- **MATERIAL FOR THE TASK**:
┏━━

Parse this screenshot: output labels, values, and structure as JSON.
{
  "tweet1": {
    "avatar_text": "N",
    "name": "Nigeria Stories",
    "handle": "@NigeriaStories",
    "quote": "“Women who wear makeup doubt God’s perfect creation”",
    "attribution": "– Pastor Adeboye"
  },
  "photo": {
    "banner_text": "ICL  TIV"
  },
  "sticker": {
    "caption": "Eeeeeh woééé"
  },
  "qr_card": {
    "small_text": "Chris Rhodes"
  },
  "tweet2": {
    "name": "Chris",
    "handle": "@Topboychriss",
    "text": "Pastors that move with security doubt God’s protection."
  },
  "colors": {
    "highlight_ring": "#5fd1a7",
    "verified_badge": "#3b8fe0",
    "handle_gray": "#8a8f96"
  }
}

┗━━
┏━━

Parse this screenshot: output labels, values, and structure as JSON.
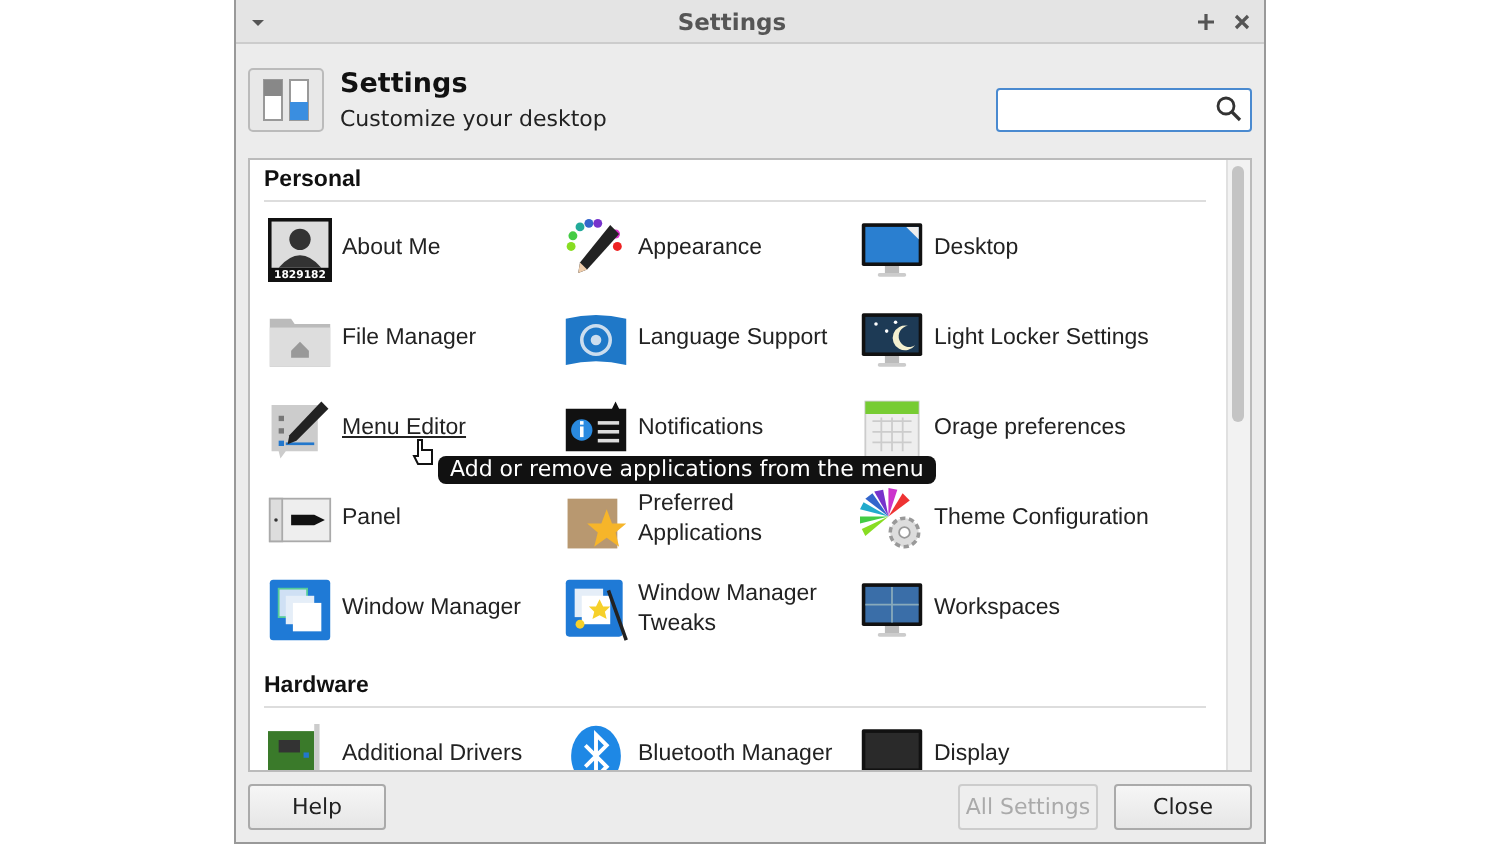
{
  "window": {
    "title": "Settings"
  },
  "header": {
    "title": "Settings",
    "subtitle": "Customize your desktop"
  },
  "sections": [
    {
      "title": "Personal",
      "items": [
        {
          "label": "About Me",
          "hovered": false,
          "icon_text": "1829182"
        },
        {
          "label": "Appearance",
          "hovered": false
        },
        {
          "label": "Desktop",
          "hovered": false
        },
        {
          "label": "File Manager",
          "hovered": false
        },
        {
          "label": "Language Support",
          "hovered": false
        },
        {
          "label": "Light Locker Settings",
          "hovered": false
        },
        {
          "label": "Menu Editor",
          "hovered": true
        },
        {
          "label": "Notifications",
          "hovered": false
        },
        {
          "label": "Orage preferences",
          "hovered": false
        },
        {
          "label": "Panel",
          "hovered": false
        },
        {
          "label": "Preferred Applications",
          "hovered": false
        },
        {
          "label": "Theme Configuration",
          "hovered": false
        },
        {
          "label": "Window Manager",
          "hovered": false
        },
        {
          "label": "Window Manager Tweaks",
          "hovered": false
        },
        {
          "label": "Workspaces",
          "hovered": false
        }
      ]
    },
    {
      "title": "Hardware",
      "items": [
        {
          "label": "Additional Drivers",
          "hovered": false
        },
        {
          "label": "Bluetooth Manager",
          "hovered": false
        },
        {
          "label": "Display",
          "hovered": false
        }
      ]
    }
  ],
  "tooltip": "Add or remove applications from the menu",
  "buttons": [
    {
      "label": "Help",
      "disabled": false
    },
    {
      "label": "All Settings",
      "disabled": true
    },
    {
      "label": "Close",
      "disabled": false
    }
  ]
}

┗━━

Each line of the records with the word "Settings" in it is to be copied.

    "title": "Settings"
    "title": "Settings",
          "label": "Light Locker Settings",
      "label": "All Settings",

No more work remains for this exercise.